Norway's conservative government is now offering refugees seeking asylum there a free flight home plus more than $9,000 in cash if they choose to go back to their home country.
And the Norwegian Directorate of Immigration told government broadcaster NRK that more than 900 asylum seekers facing long family reunification waiting times, barriers to taking work and starting education programs, have already opted to take the offer and run.
"They thought that when they came to Norway they would get protection rather quickly. And that they would have the opportunity to work or take an education — and maybe even to get their family to Norway," said Katinka Hartmann, head of the Norwegian Directorate of Immigration's (Utlendingsdirektoratet - UDI) return unit.
The UDI says a family with two children can receive the equivalent of $9,300 or 8,600 euros as well as having their airline tickets bought by the state to support their decision to leave.
The number of applications for asylum is on the rise, according to the Norwegian division of the International Organization for Migration, which processes the requests.
In late November the Norwegian government announced that they had introduced temporary border controls to keep refugees from entering the country.
"This is a measure to gain better control of the influx of refugees," Norway's Minister of Justice and Public Security, Anders Anundsen, said.
"We are imposing temporary border controls for the ferry routes between Norway and the European continent. Territorial control in frontier areas will also be further tightened. The purpose is to better be able to prevent the entry of people who do not have the required travel documents to enter Norway," he added.
The controls appear to have abated the influx of refugees. As on Monday, the UDI announced that they had fewer asylum applications last week. Whether or not the effect of the newly introduced border measures will last will be seen as time goes by, according to UDI Director Frode Forfang.
The government noted that in October and November they had 1,000 asylum seekers every week coming across the border from Russia.
UDI's Hartmann said as time goes by it might also become difficult for the country to maintain the level of cash incentives they have introduced to help families leave Norway.

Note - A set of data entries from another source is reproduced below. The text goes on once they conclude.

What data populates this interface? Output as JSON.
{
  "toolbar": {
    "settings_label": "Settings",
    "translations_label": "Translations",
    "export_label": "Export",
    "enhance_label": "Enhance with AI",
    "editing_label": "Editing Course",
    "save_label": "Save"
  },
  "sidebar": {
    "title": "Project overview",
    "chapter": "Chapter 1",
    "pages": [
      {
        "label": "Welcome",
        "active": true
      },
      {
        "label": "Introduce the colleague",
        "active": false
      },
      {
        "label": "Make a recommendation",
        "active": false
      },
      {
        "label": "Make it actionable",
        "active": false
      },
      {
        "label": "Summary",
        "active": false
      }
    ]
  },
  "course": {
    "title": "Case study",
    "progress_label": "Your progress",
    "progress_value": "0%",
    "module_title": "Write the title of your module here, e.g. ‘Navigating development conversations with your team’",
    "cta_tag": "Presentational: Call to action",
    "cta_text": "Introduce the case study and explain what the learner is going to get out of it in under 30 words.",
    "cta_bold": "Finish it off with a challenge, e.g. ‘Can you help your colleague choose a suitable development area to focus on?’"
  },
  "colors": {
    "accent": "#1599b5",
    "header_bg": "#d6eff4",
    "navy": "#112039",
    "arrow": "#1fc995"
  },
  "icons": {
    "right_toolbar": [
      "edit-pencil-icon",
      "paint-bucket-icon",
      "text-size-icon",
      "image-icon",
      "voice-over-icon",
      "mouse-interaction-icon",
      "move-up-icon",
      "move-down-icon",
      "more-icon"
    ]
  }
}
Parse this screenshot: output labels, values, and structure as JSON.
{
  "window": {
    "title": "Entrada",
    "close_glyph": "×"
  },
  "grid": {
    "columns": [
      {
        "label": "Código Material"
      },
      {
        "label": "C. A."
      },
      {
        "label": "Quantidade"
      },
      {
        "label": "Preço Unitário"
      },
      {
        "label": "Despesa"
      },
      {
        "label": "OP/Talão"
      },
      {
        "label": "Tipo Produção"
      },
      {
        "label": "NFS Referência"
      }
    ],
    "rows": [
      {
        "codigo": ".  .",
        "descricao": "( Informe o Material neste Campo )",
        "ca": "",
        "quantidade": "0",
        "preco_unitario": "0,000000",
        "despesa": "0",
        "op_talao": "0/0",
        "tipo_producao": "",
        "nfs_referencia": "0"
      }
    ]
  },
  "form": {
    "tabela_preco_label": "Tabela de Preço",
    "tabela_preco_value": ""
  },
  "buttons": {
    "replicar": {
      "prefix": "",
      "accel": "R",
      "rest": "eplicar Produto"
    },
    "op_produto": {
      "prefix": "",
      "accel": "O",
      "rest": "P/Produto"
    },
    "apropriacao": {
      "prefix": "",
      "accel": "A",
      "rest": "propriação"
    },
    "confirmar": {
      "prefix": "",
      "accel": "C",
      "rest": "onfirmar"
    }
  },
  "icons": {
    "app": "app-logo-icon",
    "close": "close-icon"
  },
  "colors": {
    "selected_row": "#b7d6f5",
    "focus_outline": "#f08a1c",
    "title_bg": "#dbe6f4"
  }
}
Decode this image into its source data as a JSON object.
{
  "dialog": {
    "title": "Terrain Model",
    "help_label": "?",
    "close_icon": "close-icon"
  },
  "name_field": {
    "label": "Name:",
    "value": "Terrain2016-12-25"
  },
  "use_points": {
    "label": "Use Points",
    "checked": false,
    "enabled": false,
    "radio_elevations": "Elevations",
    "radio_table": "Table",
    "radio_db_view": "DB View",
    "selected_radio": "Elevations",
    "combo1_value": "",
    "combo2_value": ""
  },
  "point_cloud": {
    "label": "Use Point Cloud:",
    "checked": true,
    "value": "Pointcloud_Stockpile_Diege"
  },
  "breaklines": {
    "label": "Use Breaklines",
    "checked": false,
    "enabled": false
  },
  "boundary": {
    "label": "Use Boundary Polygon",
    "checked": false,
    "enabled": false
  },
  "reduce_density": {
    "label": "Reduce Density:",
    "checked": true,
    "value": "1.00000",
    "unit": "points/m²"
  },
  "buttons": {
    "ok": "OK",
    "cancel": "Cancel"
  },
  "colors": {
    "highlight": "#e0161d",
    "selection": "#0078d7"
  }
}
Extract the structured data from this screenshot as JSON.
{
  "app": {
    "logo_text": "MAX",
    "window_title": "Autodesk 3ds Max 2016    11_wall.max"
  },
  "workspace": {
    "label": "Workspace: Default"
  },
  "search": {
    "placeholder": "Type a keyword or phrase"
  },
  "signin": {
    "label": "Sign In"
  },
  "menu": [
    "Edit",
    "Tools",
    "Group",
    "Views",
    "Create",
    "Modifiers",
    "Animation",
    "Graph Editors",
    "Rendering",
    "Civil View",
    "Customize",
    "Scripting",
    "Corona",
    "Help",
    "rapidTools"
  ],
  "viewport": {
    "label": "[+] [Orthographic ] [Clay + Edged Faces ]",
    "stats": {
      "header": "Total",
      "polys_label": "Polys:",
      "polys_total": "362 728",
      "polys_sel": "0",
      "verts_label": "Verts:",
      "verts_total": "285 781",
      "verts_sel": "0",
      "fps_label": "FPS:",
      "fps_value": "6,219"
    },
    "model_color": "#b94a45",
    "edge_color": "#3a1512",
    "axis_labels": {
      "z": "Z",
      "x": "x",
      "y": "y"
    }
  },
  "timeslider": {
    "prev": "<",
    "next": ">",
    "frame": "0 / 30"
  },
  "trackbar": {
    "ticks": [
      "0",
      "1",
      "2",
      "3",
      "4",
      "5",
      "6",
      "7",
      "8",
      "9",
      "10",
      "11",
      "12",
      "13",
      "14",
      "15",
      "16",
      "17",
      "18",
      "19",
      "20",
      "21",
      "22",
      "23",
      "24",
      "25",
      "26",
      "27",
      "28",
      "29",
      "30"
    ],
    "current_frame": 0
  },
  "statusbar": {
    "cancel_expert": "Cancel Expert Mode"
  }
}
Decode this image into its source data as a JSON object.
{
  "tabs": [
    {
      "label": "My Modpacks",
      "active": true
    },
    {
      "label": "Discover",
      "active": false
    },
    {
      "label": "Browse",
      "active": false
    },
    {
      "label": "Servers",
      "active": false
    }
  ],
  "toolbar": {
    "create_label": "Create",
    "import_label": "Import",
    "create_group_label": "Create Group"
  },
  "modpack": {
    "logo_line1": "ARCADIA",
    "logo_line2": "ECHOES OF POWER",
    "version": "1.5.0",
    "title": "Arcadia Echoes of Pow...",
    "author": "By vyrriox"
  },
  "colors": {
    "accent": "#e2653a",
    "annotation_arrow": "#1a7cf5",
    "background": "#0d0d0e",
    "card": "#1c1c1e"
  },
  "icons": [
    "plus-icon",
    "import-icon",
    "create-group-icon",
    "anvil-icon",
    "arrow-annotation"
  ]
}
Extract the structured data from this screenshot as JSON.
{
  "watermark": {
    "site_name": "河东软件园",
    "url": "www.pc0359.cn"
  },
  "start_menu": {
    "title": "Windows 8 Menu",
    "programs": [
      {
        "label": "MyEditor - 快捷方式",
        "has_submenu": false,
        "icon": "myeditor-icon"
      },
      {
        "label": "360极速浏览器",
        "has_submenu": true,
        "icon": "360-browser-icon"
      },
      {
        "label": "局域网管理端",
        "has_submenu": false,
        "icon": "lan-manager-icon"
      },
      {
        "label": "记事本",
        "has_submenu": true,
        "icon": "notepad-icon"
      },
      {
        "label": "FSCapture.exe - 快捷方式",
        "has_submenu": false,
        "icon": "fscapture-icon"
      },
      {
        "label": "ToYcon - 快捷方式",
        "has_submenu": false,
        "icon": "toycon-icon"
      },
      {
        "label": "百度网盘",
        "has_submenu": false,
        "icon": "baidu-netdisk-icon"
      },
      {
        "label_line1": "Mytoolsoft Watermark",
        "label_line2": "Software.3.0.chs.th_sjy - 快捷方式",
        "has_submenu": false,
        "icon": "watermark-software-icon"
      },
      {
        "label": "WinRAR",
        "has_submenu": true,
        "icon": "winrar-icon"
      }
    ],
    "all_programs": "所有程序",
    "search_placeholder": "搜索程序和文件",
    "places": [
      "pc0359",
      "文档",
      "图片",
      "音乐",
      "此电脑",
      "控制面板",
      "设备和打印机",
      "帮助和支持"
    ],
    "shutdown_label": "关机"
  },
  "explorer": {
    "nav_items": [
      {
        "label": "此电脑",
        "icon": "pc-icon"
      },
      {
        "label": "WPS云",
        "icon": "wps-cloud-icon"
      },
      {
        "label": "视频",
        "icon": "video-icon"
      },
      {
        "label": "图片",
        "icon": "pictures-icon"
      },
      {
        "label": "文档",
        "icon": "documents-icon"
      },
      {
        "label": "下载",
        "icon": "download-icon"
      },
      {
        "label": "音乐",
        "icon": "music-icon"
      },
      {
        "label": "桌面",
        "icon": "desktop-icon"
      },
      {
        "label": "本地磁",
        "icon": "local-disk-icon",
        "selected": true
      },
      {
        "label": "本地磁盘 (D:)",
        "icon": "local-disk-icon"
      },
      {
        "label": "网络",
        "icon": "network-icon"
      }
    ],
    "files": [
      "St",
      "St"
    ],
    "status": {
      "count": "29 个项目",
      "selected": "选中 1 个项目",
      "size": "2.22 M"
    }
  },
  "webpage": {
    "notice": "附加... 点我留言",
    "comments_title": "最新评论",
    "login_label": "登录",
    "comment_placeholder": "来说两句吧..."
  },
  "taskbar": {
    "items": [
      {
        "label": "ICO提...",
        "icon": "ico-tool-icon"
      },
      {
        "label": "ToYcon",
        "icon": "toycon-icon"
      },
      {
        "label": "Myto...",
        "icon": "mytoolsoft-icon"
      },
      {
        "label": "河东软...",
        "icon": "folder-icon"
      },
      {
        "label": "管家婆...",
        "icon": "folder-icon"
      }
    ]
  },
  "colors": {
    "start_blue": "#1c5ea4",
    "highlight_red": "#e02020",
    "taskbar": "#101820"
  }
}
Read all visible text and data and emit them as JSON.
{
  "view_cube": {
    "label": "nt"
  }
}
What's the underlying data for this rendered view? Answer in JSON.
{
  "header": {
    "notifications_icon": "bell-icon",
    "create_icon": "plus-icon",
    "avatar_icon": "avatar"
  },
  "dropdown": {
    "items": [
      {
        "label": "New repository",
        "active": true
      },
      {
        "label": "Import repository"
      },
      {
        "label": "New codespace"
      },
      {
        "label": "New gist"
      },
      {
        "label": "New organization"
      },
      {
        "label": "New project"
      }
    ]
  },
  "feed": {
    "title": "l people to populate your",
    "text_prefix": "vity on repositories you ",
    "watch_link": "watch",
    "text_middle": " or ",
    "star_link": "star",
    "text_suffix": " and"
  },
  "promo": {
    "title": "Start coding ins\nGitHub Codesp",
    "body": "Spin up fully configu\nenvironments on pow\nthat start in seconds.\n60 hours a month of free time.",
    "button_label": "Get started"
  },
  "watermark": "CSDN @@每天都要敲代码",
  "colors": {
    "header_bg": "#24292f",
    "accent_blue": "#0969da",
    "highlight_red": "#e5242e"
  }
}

"It could be appropriate to cut funding for some groups and it could also be appropriate to temporarily offer more in support to other groups," Hartmann said.